Repeated times when SCRUM or other Agile methods have been introduced, several coworkers has argued against planning. I remember that my answer usually was that Agile methods require better orderliness and planning than the Waterfall process. According to me, the Waterfall process creates a false sense of security, something many probably agrees with. Agile methods enable a superior planning as well as improved possibilities of adapting to changes in the course of the project. Speaking of changes, I find the most important factor being the new attitude towards changes. Nowadays, changes are expected, and there is a plan on how to cope with these. Similarly, the planning is constructed with possible changes in mind. In the waterfall process, my personal experience was that the project management actually was counteracting to the end, in order to fulfill the commitments previously undertaken.

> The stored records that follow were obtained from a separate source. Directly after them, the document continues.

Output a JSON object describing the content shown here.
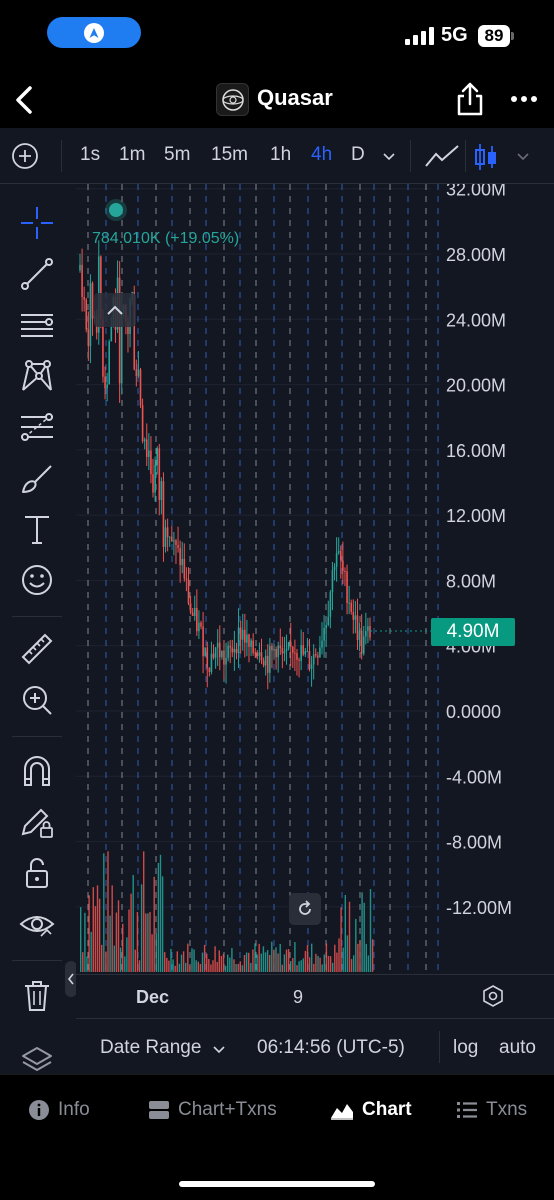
{
  "status_bar": {
    "network": "5G",
    "battery": "89"
  },
  "header": {
    "title": "Quasar"
  },
  "toolbar": {
    "timeframes": [
      "1s",
      "1m",
      "5m",
      "15m",
      "1h",
      "4h",
      "D"
    ],
    "active_timeframe": "4h"
  },
  "legend": {
    "value_text": "784.010K (+19.05%)"
  },
  "price_axis": {
    "labels": [
      "32.00M",
      "28.00M",
      "24.00M",
      "20.00M",
      "16.00M",
      "12.00M",
      "8.00M",
      "4.00M",
      "0.0000",
      "-4.00M",
      "-8.00M",
      "-12.00M"
    ],
    "current_price": "4.90M"
  },
  "time_axis": {
    "labels": [
      "Dec",
      "9"
    ]
  },
  "info_bar": {
    "date_range": "Date Range",
    "time": "06:14:56 (UTC-5)",
    "log": "log",
    "auto": "auto"
  },
  "tabs": [
    {
      "label": "Info",
      "icon": "info-icon"
    },
    {
      "label": "Chart+Txns",
      "icon": "split-view-icon"
    },
    {
      "label": "Chart",
      "icon": "area-chart-icon",
      "active": true
    },
    {
      "label": "Txns",
      "icon": "list-icon"
    }
  ],
  "rail_tools": [
    "crosshair-icon",
    "trend-line-icon",
    "horizontal-lines-icon",
    "pattern-icon",
    "fib-icon",
    "brush-icon",
    "text-icon",
    "emoji-icon",
    "ruler-icon",
    "zoom-in-icon",
    "magnet-icon",
    "lock-pencil-icon",
    "unlock-icon",
    "eye-icon",
    "trash-icon",
    "layers-icon"
  ],
  "colors": {
    "up": "#26a69a",
    "down": "#ef5350",
    "accent": "#2962ff",
    "background": "#131722",
    "price_label": "#089981"
  },
  "chart_data": {
    "type": "candlestick",
    "y_axis_range": [
      -14000000,
      33000000
    ],
    "last_price": 4900000,
    "legend_change_percent": 19.05,
    "x_labels": [
      "Dec",
      "9"
    ],
    "close_path": [
      27000000,
      23000000,
      26000000,
      21000000,
      25000000,
      22000000,
      25000000,
      20000000,
      16000000,
      14000000,
      12000000,
      10000000,
      9000000,
      6000000,
      5000000,
      3000000,
      4000000,
      3000000,
      4000000,
      5000000,
      3500000,
      4000000,
      3000000,
      4000000,
      3000000,
      4000000,
      3500000,
      3000000,
      4000000,
      6000000,
      10000000,
      8000000,
      6000000,
      4000000,
      4900000
    ]
  }
}
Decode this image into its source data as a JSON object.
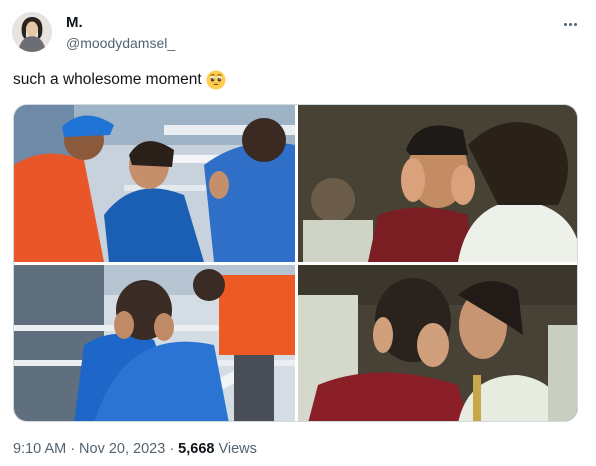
{
  "author": {
    "display_name": "M.",
    "handle": "@moodydamsel_",
    "avatar_icon": "profile-photo"
  },
  "tweet": {
    "text": "such a wholesome moment",
    "emoji": "pleading-face-emoji"
  },
  "media": {
    "photos": [
      {
        "name": "photo-stadium-hug"
      },
      {
        "name": "photo-film-scene-boy"
      },
      {
        "name": "photo-stadium-face-hold"
      },
      {
        "name": "photo-film-scene-kiss"
      }
    ]
  },
  "meta": {
    "time": "9:10 AM",
    "separator": "·",
    "date": "Nov 20, 2023",
    "separator2": "·",
    "views_count": "5,668",
    "views_label": "Views"
  },
  "colors": {
    "text_primary": "#0f1419",
    "text_secondary": "#536471",
    "border": "#cfd9de",
    "jersey_blue": "#1f6fd1",
    "jersey_orange": "#ee5a24"
  }
}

On the one hand we try to plan for marketing campaigns and commitments to the customers, but on the other hand we should not plan more than necessary. The risk is that a lot of time is wasted, as in the Waterfall process, on planning components never implemented, or equally bad, the customer don’t find the function released useful, furthermore lacking other functionality. Either way, we must find a way to predict the contents of our releases. In the Waterfall process we would discuss the prediction of a time of the release, however the focus here is rather on what will be included.
Within Scrum we use Story Points, or corresponding, to estimate a certain development effort. With support from the experience of how many Story Points we can manage in one SPRINT, it’s possible to estimate our velocity. By putting Story Points on every task, we receive a better picture of what can be delivered at a certain point of time. This method requires someone to read and understand every task on a certain detailed level. No matter the size of the organization, this endeavor might be a waste of effort when the requirements are changed. In SAFe, we work with several abstraction levels. In order to create a long-term roadmap, we should work on Epic or Feature level instead. I refer to these as Epic Points or Feature Points, managing them in the same manner as Story Points. Not having to decompose and perform a detailed study of every task is one of this method’s benefits. Instead, an architect with an overall responsibility and understanding of the system will estimate the relative size of different Epics or Features, and through historical data it is possible to approximate the company’s speed of Epics or Features, respectively
Regardless if you’re using SAFe, Less or another framework in your business, a lot of information must be managed. A tool supporting the process of the company is essential. Several tools with case management as a basis, such as JIRA, has not provided the support I would like in my job as project leader or other managerial post. After numerous years of pondering and searching for a tool, I recently found an interesting ACT (Agile Collaboration Tool) which I really believe in and is currently examining more thoroughly. The architecture of this ACT is what makes it Agile. It is able to adapt according to the information needs of the user, rather than requiring the user to comply with how the developers of the tool think it should be used. My recurring opinion on choosing a tool (one of my first choices in the early 90s being ClearCase) has always been to use the tool according to the idea of the manufacturer. Nevertheless, this ACT enabled a company to work in optional manners, still receiving support no matter the managerial post.
I’ll get back to you after examining ACT more thoroughly.